Jim Armitage: Did promoter Hargreaves Lansdown cross the line with fund star mailshot?Comments Off on Jim Armitage: Did promoter Hargreaves Lansdown cross the line with fund star mailshot?
A letter pops through your door from a very wealthy man, one of the richest in the country. He made his money in the finance game, setting up the UK’s most successful personal investment platform.
So when, in his message he tells you about a genius fund manager he knows, and says he’s invested his own personal cash with the guy, you’d be forgiven for thinking he was advising you to do the same.
The letter was a mailshot a few years back received by an Evening Standard reader from Peter Hargreaves in his role as founder and boss of Hargreaves Lansdown. The fund manager was Neil Woodford.
HL’s platform is allowed to “promote” financial products but not to “advise” them. It’s an important distinction. Advisers have to be qualified and can be held to account by the Financial Conduct Authority. Promoters don’t.
So, was the letter advice, or just a promotion? Hargreaves says the latter. “Our financial promotions are marketing, not advice.” The ES reader, an IFA no less, thought not.
HL is accused of sailing close to the wind on such distinctions. Not just in promotions, but in its Best Buy lists which led to so many retail investors now being stuck in the Woodford Equity Income Fund.

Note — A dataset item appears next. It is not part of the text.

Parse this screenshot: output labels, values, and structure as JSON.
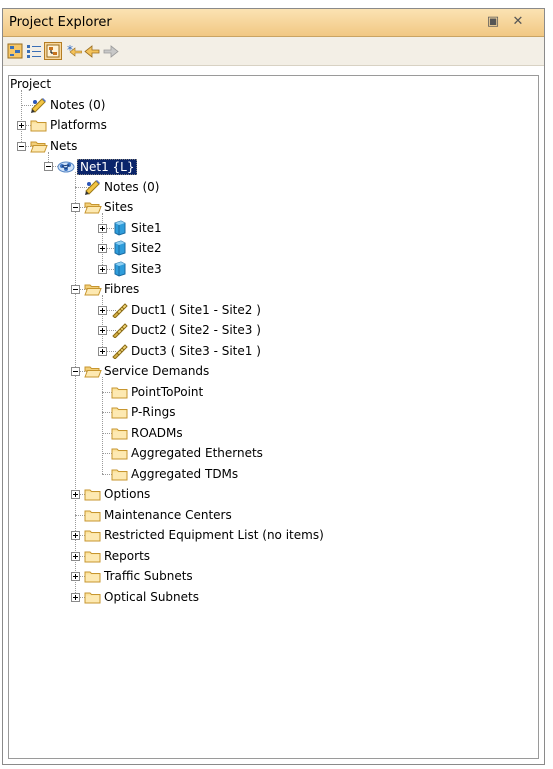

HL says funds are selected after rigorous analysis, but some asset managers claim those offering the biggest discounts to HL get preferred status. HL says: “The claim that cost is the definitive factor in our Wealth 50 process is categorically incorrect.” Not “the” factor, but “a” factor, maybe?
The FCA reviewed how best buy tables are compiled but in March opted to do nothing. In the wake of the Woodford saga, it says it will have another look. Perhaps more rigour might be appropriate this time.